First, the amount of western bean cutworm adults in our traps is still on the rise, although we have probably reached peak flight (we won’t know for sure until the numbers go down). This is the time period when producers will want to scout for egg masses on the upper 2-3 leaves.
Remember that economic threshold is only 5-8% of corn with egg masses. Although we have not yet had economic damage from WBC, it is still important to look for the presence of eggs before any applications should be made.
Second, growers may be seeing more western corn rootworm adults. For the past few years, we haven’t had to deal much with this pest, but we have received a fair amount of calls regarding leaf stripping and the potential for silk clipping. Both types of damage on corn are rare for Ohio.
For leaf stripping, this is usually not economic, but could be an indication of population sizes the following year.

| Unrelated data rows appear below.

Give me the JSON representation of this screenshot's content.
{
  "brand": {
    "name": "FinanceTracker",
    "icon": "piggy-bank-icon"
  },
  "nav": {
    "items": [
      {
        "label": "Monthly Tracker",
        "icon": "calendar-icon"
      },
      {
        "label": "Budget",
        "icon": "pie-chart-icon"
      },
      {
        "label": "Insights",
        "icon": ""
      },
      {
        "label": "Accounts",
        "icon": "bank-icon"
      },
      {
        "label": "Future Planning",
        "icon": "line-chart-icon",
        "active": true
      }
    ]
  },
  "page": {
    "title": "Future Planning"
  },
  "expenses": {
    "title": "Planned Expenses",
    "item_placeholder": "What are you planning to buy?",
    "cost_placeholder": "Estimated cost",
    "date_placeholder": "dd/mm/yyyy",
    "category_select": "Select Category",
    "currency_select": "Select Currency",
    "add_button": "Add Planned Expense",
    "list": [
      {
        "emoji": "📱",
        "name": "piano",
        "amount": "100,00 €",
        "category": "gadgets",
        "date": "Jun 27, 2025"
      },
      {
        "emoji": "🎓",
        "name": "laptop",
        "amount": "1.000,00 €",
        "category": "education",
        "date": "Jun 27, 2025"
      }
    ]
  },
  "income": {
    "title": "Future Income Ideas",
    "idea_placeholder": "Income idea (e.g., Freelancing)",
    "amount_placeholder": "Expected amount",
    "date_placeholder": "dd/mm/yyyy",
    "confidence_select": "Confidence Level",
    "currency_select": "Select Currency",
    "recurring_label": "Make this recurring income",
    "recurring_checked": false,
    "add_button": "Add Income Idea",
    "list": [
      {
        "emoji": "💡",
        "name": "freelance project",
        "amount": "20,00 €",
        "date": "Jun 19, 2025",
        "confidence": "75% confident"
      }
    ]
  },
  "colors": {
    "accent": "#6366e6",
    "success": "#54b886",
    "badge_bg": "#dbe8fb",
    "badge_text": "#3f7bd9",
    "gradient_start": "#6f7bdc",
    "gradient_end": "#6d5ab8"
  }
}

There are a few considerations before spraying to prevent silk clipping. First–silks must still be viable, in other words have not begun to turn brown; second–5 or more beetles per silk mass must be present; third–silks are being clipped to less than 1/2 inch.
If all three of these conditions are met, control may be needed.